Understanding discrete-time systems and their role in digital control is vital for effectively designing and implementing control systems that operate in the digital domain. It allows engineers to harness the power of digital processing and apply advanced control strategies to achieve precise and adaptive control over dynamic systems.
MATLAB as a Design Tool
MATLAB is a powerful software environment for designing and simulating control systems. Here are the initial steps to get started:
- MATLAB Installation: Ensure MATLAB is correctly installed on your computer, and you have access to the Control System Toolbox, which provides essential functions for control system design.
- Starting MATLAB: Familiarize yourself with the MATLAB interface and basic commands. This includes the MATLAB Command Window, the Script Editor, and the Workspace.
Modeling the System
Before you design a digital control system, you need to create a mathematical model of the physical system you want to control:
- System Identification: Determine the system's transfer function, state-space representation, or any other suitable model based on the system's physical characteristics.
- Transfer Function Representation: Express the system's dynamics as a transfer function, often in the form of G(s) = Y(s) / U(s), where G(s) represents the system's behavior.
Designing the Controller
Now, let's focus on designing the digital controller using MATLAB:
- Controller Selection: Choose an appropriate controller type, such as a PID (Proportional-Integral-Derivative) controller, state-space controller, or other specialized controllers based on system requirements.
- Controller Design: Utilize MATLAB's control design tools, like 'pidtune' or 'place,' to design the controller while considering system stability, performance, and transient response.
- Continuous to Discrete Conversion: As digital control systems operate in discrete time, convert the continuous-time controller to a discrete-time controller using MATLAB's 'c2d' function.
Simulating the System
- Simulating the Control System: Create a Simulink model or use MATLAB scripts to simulate the closed-loop control system. This step allows you to analyze the system's behavior under different conditions and refine the controller design if necessary.
Analysis and Optimization
- Performance Analysis: Utilize MATLAB's analysis tools to assess the system's performance, including step responses, frequency responses, and stability analysis.
- Optimization: Fine-tune the controller parameters to meet the desired performance specifications, such as settling time, overshoot, and steady-state error.

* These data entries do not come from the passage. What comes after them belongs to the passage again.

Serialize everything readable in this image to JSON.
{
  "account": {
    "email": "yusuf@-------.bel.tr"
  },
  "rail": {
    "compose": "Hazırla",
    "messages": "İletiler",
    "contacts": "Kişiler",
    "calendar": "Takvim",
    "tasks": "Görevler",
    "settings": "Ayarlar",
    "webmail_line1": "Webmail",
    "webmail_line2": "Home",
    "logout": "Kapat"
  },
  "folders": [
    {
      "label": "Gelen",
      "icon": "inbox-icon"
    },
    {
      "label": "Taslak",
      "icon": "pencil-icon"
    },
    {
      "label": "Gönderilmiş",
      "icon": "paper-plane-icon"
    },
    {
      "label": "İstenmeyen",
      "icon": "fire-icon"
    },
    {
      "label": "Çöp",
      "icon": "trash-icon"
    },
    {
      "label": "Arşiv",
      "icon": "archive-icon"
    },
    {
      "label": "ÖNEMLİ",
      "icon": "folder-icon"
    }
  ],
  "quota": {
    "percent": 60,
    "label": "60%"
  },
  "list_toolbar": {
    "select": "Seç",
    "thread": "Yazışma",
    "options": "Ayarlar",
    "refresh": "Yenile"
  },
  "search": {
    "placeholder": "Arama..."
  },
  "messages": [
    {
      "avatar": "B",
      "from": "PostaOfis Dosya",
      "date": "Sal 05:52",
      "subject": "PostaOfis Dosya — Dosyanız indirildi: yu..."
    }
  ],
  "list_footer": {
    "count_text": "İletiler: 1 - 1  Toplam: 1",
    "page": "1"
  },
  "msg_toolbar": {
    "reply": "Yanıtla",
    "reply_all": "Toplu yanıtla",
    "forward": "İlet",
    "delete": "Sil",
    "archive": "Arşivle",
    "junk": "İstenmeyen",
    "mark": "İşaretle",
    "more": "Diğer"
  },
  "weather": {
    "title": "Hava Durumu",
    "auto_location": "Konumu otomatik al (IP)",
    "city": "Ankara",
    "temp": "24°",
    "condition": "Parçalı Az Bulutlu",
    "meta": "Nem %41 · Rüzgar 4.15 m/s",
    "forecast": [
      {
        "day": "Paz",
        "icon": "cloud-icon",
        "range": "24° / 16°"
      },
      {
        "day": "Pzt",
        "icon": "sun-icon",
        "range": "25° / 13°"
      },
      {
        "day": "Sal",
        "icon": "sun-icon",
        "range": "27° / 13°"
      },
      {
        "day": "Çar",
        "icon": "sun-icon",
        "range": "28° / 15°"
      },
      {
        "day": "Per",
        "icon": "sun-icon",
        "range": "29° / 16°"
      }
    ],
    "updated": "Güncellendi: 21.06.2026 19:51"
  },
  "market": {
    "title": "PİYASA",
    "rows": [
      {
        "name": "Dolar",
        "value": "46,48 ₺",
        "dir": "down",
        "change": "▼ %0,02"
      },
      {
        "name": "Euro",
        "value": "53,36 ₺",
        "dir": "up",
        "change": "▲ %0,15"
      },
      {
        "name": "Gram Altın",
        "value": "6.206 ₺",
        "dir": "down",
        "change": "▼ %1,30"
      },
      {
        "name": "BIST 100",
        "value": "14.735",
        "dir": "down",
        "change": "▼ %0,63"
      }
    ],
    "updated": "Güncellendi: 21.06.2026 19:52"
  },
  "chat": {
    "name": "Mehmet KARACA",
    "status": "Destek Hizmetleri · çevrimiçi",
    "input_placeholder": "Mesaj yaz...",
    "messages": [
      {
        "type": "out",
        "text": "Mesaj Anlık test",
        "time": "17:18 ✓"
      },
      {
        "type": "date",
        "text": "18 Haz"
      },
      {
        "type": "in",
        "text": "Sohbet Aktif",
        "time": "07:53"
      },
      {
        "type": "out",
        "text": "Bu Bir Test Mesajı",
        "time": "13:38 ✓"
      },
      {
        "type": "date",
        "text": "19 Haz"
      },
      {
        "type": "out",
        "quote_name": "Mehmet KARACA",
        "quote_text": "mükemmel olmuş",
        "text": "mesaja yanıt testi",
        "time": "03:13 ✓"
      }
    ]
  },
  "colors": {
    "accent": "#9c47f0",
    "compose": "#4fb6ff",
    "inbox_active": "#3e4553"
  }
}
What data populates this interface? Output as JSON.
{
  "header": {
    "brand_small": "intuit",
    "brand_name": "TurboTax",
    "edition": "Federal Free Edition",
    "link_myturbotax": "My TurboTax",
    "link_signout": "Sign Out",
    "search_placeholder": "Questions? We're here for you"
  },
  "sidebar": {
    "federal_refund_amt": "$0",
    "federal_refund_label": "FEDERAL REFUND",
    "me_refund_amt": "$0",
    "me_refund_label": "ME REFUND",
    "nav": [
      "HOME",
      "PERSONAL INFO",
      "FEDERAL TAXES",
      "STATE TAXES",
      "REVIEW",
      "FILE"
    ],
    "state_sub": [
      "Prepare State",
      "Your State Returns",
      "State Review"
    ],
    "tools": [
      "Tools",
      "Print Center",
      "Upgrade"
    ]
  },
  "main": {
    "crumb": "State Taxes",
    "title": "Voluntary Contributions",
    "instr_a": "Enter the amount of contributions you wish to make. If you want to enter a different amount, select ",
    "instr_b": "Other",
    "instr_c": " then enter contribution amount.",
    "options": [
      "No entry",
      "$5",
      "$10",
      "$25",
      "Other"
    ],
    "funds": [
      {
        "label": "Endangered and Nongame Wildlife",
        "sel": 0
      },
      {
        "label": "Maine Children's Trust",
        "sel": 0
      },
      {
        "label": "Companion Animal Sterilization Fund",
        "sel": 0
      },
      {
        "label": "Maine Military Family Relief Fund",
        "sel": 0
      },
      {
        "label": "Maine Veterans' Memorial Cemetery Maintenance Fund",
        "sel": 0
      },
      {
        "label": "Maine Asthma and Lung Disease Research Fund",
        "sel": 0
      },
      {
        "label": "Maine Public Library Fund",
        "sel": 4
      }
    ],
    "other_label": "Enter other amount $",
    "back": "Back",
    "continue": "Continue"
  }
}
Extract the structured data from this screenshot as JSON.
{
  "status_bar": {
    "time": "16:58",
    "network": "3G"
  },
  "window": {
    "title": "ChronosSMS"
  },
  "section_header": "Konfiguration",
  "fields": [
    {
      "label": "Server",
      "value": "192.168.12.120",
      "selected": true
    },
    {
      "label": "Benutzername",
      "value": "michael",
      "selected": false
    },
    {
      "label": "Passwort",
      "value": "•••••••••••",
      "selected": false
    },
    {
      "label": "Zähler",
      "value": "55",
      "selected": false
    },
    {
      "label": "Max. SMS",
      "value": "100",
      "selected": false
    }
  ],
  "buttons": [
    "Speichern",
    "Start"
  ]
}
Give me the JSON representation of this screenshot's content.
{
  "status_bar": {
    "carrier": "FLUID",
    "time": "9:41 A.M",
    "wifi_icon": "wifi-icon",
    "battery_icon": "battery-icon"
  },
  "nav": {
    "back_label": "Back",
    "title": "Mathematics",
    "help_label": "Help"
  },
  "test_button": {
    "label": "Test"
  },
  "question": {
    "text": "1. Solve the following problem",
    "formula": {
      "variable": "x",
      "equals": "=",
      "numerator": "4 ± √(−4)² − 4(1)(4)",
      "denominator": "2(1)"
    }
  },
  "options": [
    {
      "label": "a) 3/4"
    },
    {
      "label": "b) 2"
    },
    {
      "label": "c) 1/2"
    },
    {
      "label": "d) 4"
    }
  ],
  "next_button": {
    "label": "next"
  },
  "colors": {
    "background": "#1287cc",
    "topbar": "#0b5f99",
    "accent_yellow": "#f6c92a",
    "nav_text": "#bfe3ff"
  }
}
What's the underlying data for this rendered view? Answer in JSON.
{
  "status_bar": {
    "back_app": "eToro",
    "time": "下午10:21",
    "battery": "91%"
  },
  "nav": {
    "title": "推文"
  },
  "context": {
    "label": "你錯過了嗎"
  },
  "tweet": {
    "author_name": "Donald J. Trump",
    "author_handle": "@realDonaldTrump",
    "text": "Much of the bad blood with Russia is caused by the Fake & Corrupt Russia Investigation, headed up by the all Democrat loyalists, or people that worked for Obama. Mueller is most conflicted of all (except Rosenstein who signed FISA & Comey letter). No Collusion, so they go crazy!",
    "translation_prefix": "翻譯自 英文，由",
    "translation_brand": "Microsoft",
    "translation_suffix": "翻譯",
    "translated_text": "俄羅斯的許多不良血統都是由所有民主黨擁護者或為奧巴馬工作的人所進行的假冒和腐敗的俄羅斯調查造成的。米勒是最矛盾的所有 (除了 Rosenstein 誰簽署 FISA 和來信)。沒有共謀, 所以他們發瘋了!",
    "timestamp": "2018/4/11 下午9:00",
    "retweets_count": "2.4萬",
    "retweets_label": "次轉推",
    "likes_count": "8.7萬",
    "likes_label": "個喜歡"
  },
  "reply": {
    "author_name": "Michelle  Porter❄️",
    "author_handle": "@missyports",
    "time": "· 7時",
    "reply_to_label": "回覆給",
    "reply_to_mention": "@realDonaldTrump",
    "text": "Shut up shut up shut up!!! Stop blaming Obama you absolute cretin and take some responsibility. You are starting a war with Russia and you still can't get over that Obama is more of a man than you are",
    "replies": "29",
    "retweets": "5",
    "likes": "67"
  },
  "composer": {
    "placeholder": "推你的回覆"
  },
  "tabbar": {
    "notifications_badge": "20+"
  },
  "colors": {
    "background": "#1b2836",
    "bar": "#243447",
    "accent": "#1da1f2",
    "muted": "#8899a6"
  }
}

Once satisfied with the controller's performance, it's time to implement the digital control system:
- Hardware Integration: If the control system needs to interface with physical hardware, ensure that you have the necessary hardware drivers and communication protocols in place.
- Real-Time Control: Implement real-time control using MATLAB's Real-Time Workshop or external hardware-in-the-loop (HIL) systems if required.
Testing and Validation
- Testing: Validate the digital control system in a controlled environment. Verify that it behaves as expected under different scenarios and perturbations.
- Documentation: Document the entire design process, including controller parameters, system models, and simulation results, for future reference and reporting.
Designing a digital control system in MATLAB is a multifaceted process that requires a solid theoretical foundation, a deep understanding of control system principles, and proficiency in MATLAB's tools and functions. This theoretical guide has provided university students with a comprehensive overview of the essential steps involved in designing digital control systems. Armed with this knowledge, students can confidently complete their MATLAB assignments and real-world control system challenges, making them well-prepared for careers in engineering and automation. Remember that practice and hands-on experience are essential for mastering this complex yet rewarding field of study.